Open enrollment policies allow a student to transfer to a public school of his or her choice. There are two basic types of open enrollment policies.
Depending on the state, open-enrollment policies are mandatory, voluntary, or both.
View the full open enrollment database here.
|Open Enrollment Survey 2018|
|Does the state have open enrollment programs?||Yes, mandatory intradistrict and voluntary interdistrict.|
Intradistrict: School districts must have a policy allowing intradistrict transfer options.

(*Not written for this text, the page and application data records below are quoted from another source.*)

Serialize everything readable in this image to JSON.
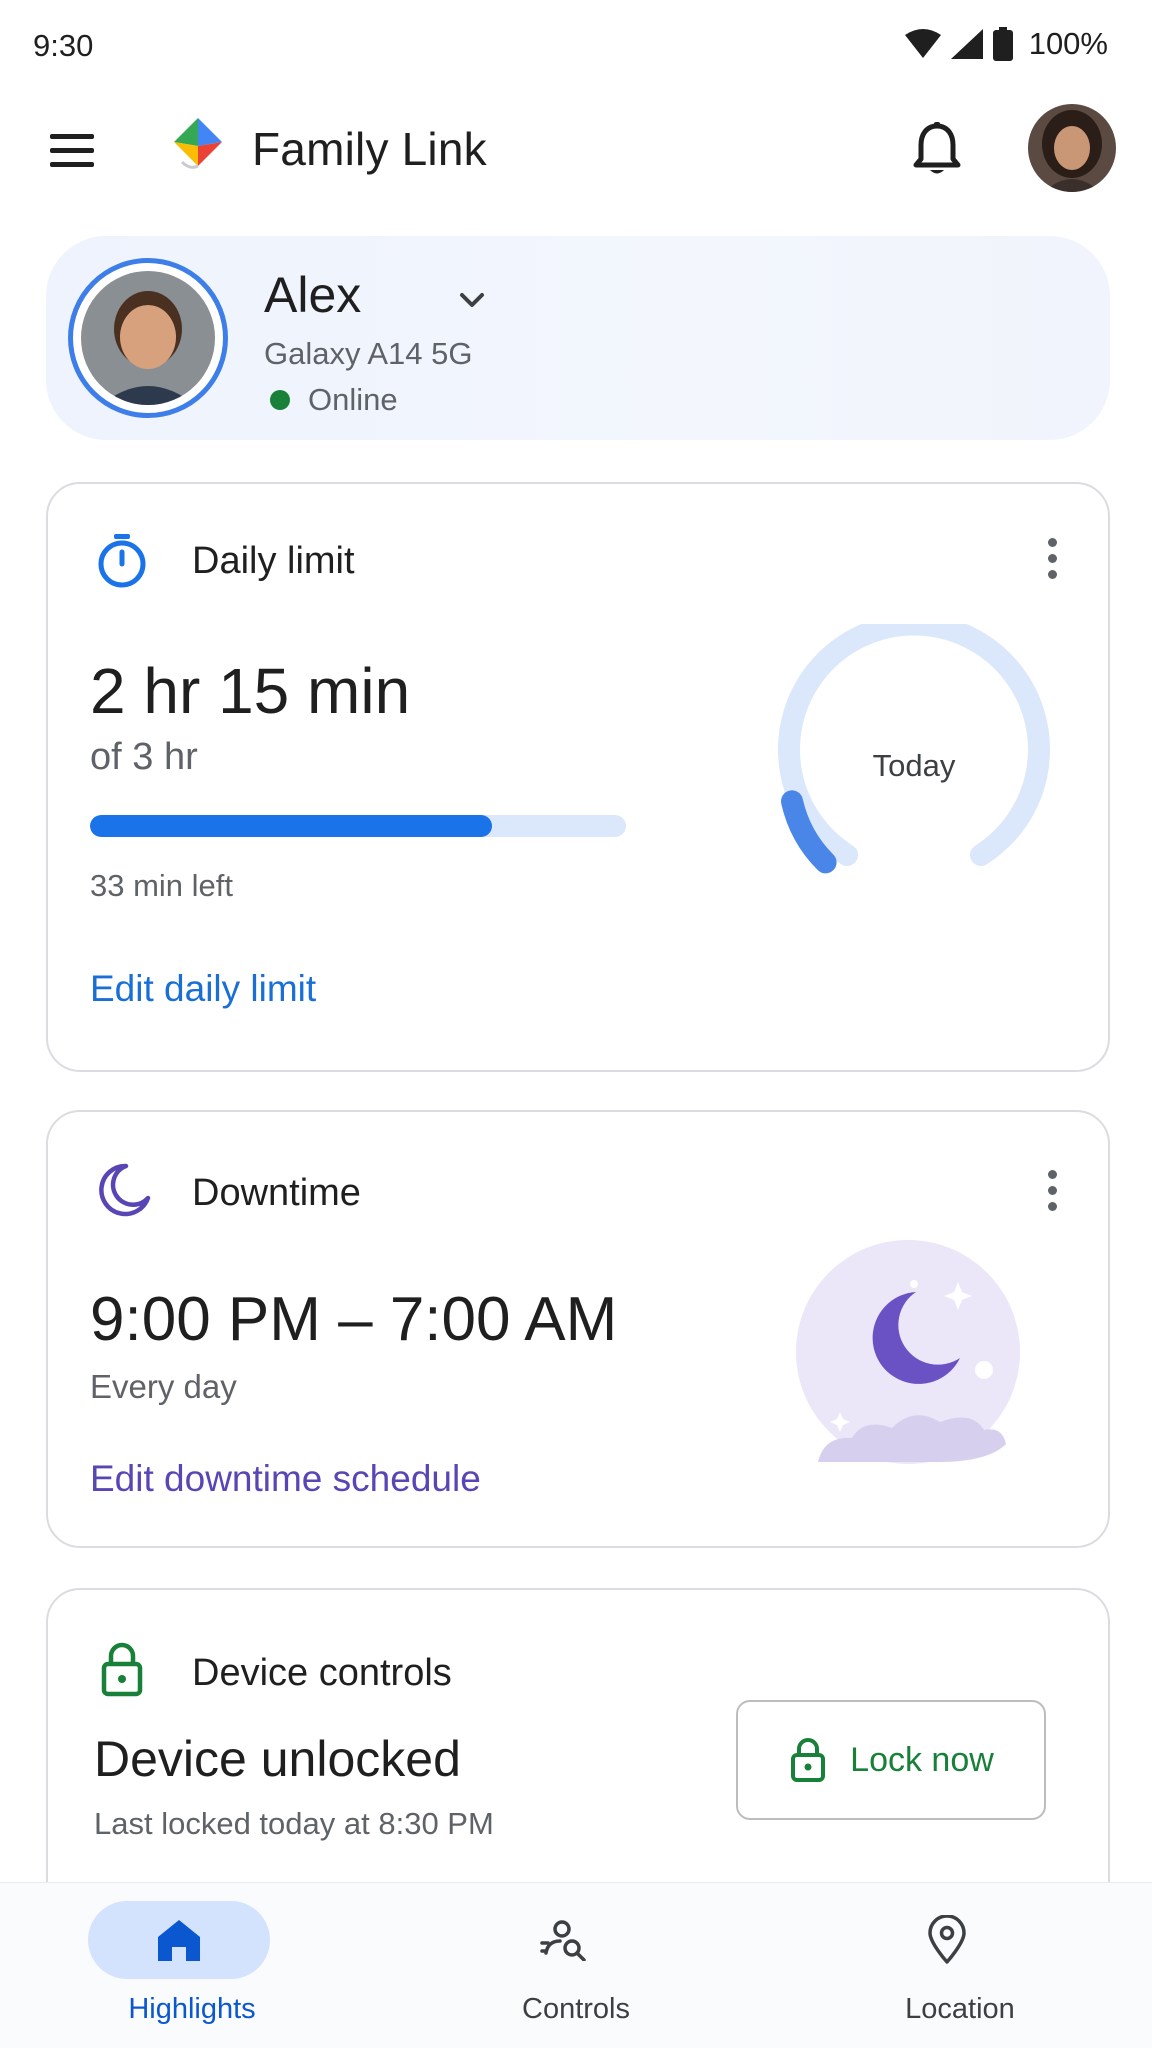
{
  "status_bar": {
    "time": "9:30",
    "battery": "100%"
  },
  "app_bar": {
    "title": "Family Link"
  },
  "child": {
    "name": "Alex",
    "device": "Galaxy A14 5G",
    "status": "Online"
  },
  "daily_limit": {
    "title": "Daily limit",
    "used": "2 hr 15 min",
    "of_total": "of 3 hr",
    "progress_fraction": 0.75,
    "remaining": "33 min left",
    "ring_label": "Today",
    "ring_fraction": 0.12,
    "edit_link": "Edit daily limit",
    "accent": "#1a73e8"
  },
  "downtime": {
    "title": "Downtime",
    "schedule": "9:00 PM – 7:00 AM",
    "repeat": "Every day",
    "edit_link": "Edit downtime schedule",
    "accent": "#5a45b5"
  },
  "device_controls": {
    "title": "Device controls",
    "state": "Device unlocked",
    "last_locked": "Last locked today at 8:30 PM",
    "lock_button": "Lock now",
    "accent": "#188038"
  },
  "bottom_nav": {
    "items": [
      {
        "label": "Highlights",
        "icon": "home-icon",
        "active": true
      },
      {
        "label": "Controls",
        "icon": "controls-icon",
        "active": false
      },
      {
        "label": "Location",
        "icon": "location-pin-icon",
        "active": false
      }
    ]
  }
}
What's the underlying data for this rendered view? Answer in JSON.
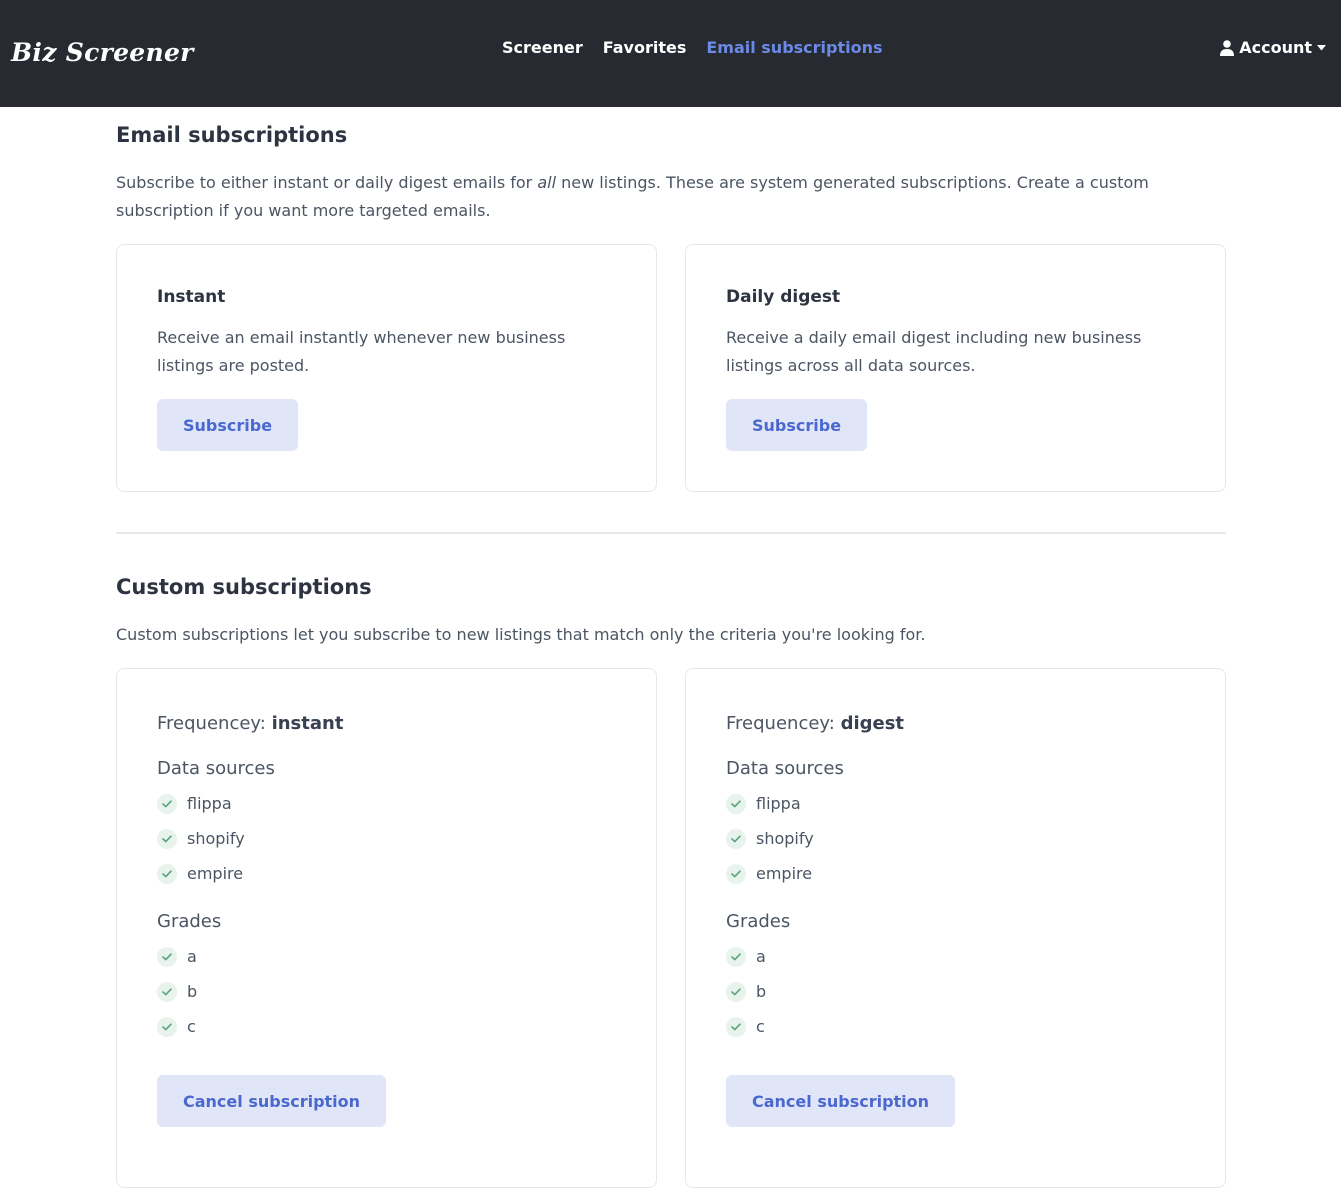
{
  "navbar": {
    "logo": "Biz Screener",
    "links": [
      "Screener",
      "Favorites",
      "Email subscriptions"
    ],
    "account_label": "Account",
    "active_color": "#6b8ae6"
  },
  "email_subscriptions": {
    "title": "Email subscriptions",
    "desc_part1": "Subscribe to either instant or daily digest emails for ",
    "desc_em": "all",
    "desc_part2": " new listings. These are system generated subscriptions. Create a custom subscription if you want more targeted emails.",
    "cards": [
      {
        "title": "Instant",
        "desc": "Receive an email instantly whenever new business listings are posted.",
        "button": "Subscribe"
      },
      {
        "title": "Daily digest",
        "desc": "Receive a daily email digest including new business listings across all data sources.",
        "button": "Subscribe"
      }
    ]
  },
  "custom_subscriptions": {
    "title": "Custom subscriptions",
    "desc": "Custom subscriptions let you subscribe to new listings that match only the criteria you're looking for.",
    "frequency_label": "Frequencey:",
    "data_sources_label": "Data sources",
    "grades_label": "Grades",
    "cards": [
      {
        "frequency": "instant",
        "data_sources": [
          "flippa",
          "shopify",
          "empire"
        ],
        "grades": [
          "a",
          "b",
          "c"
        ],
        "button": "Cancel subscription"
      },
      {
        "frequency": "digest",
        "data_sources": [
          "flippa",
          "shopify",
          "empire"
        ],
        "grades": [
          "a",
          "b",
          "c"
        ],
        "button": "Cancel subscription"
      }
    ]
  },
  "colors": {
    "navbar_bg": "#272a30",
    "button_bg": "#e0e6f8",
    "button_text": "#4a68cf",
    "check_bg": "#e7f3ec",
    "check_mark": "#5aa37a"
  }
}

Interdistrict: Districts are "strongly encouraged" to allow parents to transfer students to another district when requested. Districts must consider all applications equally and create standards for acceptance or rejection. A sending district must allow an interdistrict transfer if the receiving district agrees and under certain circumstances, such as accessibility to a parent's workplace or child care location, a hardship, or to enroll in an online course or school. Receiving districts may deny a transfer if it would create a financial hardship for the district.
Citations: Wash. Rev. Code Ann. § 28A.225.220 through § 28A.225.300
|Do desegregation provisions impact open enrollment programs?||A sending district may deny an interdistrict transfer request if the transfer would adversely affect the sending district's existing desegregation plan.|
Citations: Wash. Rev. Code Ann. § 28A.225.220
|Does the state set priorities for districts to follow when accepting students for open enrollment?||No. However, districts must accept children of full-time teaching staff and may refuse to enroll a student who has been expelled or suspended for more than ten consecutive days or has a history of violent or disruptive behavior.|
Citations: Wash. Rev. Code Ann. § 28A.225.225, § 28A.225.270
|Who is responsible for student transportation?||Not addressed.|